> **Exercise requirements**:
Locate every line below that contains the word "icon" and copy it.

> **Data listing**:
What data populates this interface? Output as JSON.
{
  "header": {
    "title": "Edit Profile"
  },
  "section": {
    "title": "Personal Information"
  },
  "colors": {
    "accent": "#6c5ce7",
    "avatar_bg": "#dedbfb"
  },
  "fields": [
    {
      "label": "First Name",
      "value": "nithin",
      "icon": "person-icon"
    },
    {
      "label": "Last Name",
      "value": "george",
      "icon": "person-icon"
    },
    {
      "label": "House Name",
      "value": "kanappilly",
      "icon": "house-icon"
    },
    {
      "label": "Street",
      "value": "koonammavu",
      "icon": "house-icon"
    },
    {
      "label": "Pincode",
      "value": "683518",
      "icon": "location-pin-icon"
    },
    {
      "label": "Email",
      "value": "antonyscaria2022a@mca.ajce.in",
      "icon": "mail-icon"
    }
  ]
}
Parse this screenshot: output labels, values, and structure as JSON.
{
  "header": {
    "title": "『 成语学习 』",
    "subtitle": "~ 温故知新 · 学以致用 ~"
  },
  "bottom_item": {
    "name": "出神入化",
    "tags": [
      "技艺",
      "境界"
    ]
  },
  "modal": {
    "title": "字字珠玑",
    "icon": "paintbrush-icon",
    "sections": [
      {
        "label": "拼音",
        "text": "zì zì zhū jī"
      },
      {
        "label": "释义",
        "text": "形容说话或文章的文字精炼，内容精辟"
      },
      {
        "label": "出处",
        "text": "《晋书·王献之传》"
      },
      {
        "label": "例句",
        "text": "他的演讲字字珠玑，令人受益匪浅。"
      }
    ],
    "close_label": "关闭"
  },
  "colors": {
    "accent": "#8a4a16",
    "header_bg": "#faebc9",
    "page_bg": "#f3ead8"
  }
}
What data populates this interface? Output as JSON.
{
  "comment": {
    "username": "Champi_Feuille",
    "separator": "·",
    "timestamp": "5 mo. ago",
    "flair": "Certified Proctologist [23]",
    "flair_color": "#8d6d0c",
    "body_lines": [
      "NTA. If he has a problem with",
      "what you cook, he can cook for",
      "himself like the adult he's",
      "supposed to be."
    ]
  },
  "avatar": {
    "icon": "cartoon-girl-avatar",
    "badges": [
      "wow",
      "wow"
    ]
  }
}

> **Output of the exercise**:
      "icon": "person-icon"
      "icon": "person-icon"
      "icon": "house-icon"
      "icon": "house-icon"
      "icon": "location-pin-icon"
      "icon": "mail-icon"
    "icon": "paintbrush-icon",
    "icon": "cartoon-girl-avatar",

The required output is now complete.